Work instruction
Using the entries that follow, state how many lines contain "outline", with no other words.

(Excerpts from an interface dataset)
********

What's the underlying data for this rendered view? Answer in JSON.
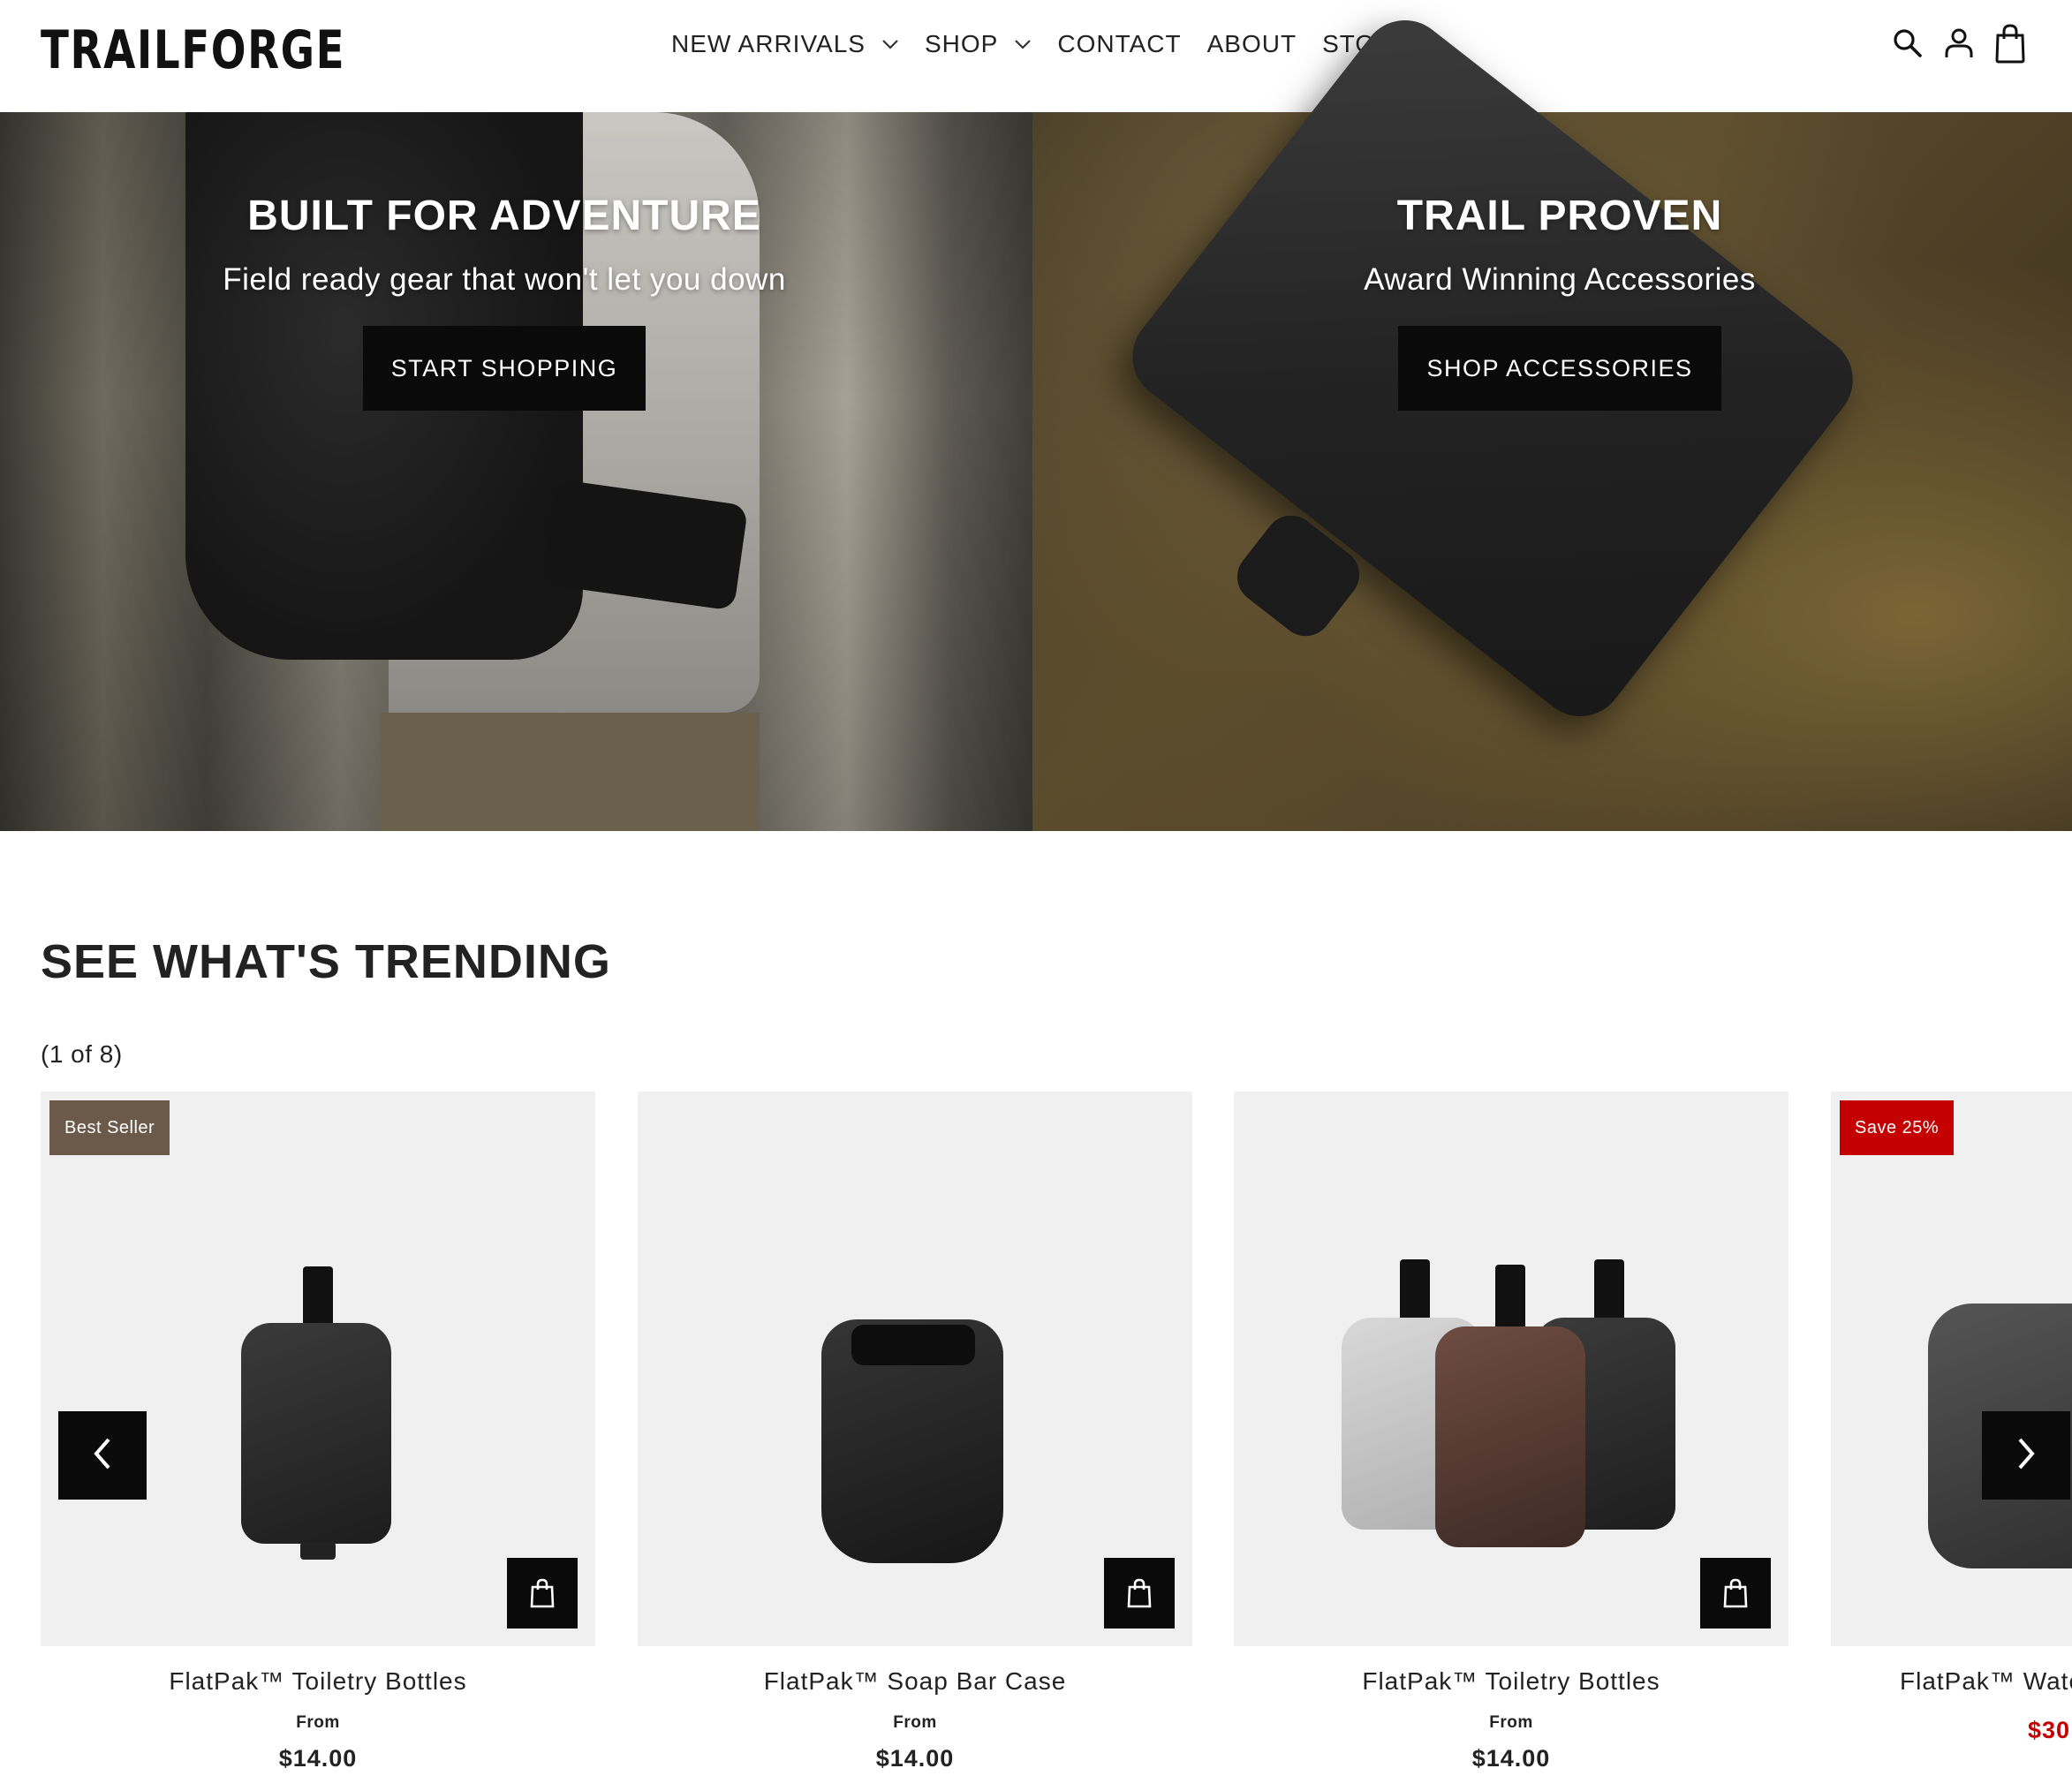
{
  "brand": {
    "logo": "TRAILFORGE"
  },
  "nav": {
    "items": [
      {
        "label": "NEW ARRIVALS",
        "dropdown": true
      },
      {
        "label": "SHOP",
        "dropdown": true
      },
      {
        "label": "CONTACT",
        "dropdown": false
      },
      {
        "label": "ABOUT",
        "dropdown": false
      },
      {
        "label": "STORIES",
        "dropdown": false
      }
    ],
    "icons": [
      "search-icon",
      "account-icon",
      "cart-icon"
    ]
  },
  "hero": {
    "left": {
      "title": "BUILT FOR ADVENTURE",
      "subtitle": "Field ready gear that won't let you down",
      "button": "START SHOPPING"
    },
    "right": {
      "title": "TRAIL PROVEN",
      "subtitle": "Award Winning Accessories",
      "button": "SHOP ACCESSORIES"
    }
  },
  "trending": {
    "title": "SEE WHAT'S TRENDING",
    "count": "(1 of 8)",
    "products": [
      {
        "name": "FlatPak™ Toiletry Bottles",
        "from": "From",
        "price": "$14.00",
        "badge": "Best Seller",
        "badge_color": "#6b5a4a"
      },
      {
        "name": "FlatPak™ Soap Bar Case",
        "from": "From",
        "price": "$14.00"
      },
      {
        "name": "FlatPak™ Toiletry Bottles",
        "from": "From",
        "price": "$14.00"
      },
      {
        "name": "FlatPak™ Wate",
        "price": "$30",
        "badge": "Save 25%",
        "badge_color": "#c40000"
      }
    ]
  },
  "colors": {
    "accent": "#0a0a0a",
    "sale": "#c40000",
    "card_bg": "#f0f0f0"
  }
}
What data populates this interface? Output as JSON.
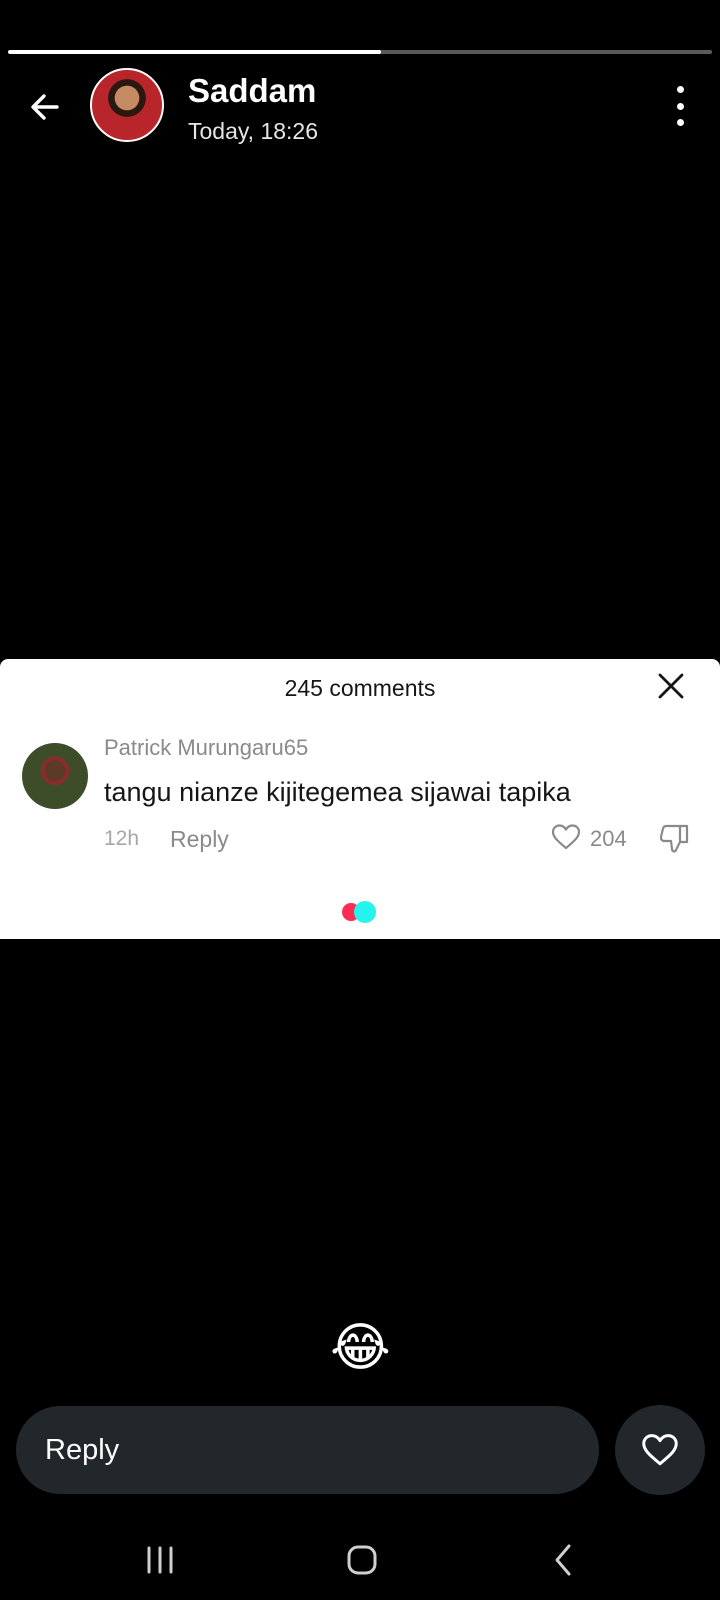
{
  "story": {
    "progress": 0.53,
    "author_name": "Saddam",
    "timestamp": "Today, 18:26"
  },
  "comments": {
    "count_label": "245 comments",
    "items": [
      {
        "username": "Patrick Murungaru65",
        "text": "tangu nianze kijitegemea sijawai tapika",
        "age": "12h",
        "reply_label": "Reply",
        "likes": "204"
      }
    ]
  },
  "emoji": "😂",
  "reply_bar": {
    "placeholder": "Reply"
  },
  "colors": {
    "background": "#000000",
    "panel": "#ffffff",
    "input_bg": "#22272c",
    "loader_red": "#fe2c55",
    "loader_cyan": "#25f4ee"
  },
  "icons": {
    "back": "arrow-left-icon",
    "more": "more-vertical-icon",
    "close": "close-icon",
    "like": "heart-outline-icon",
    "dislike": "thumbs-down-icon",
    "heart": "heart-outline-icon",
    "nav_recents": "recents-icon",
    "nav_home": "home-icon",
    "nav_back": "chevron-left-icon"
  }
}
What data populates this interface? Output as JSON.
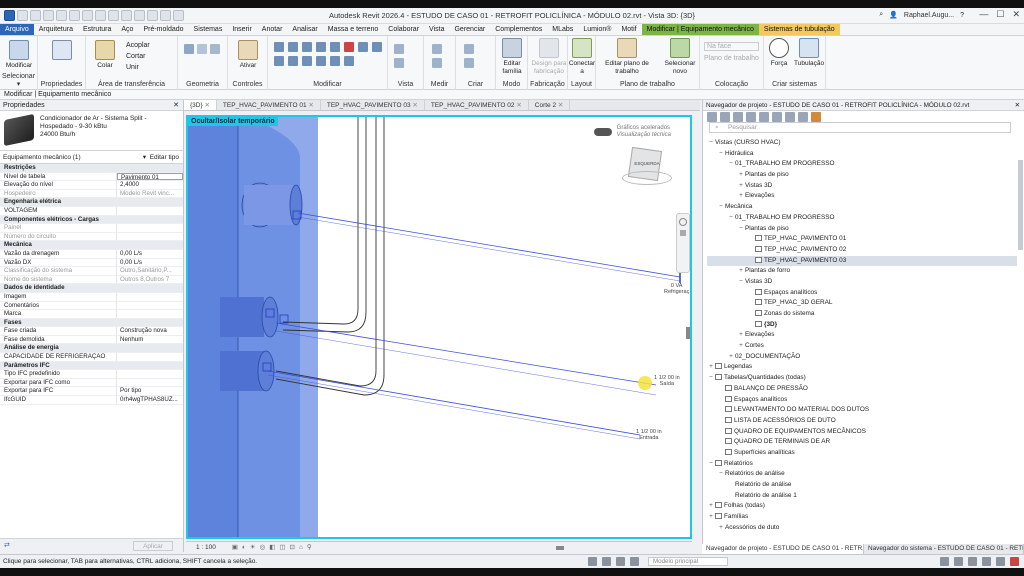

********

Task response
2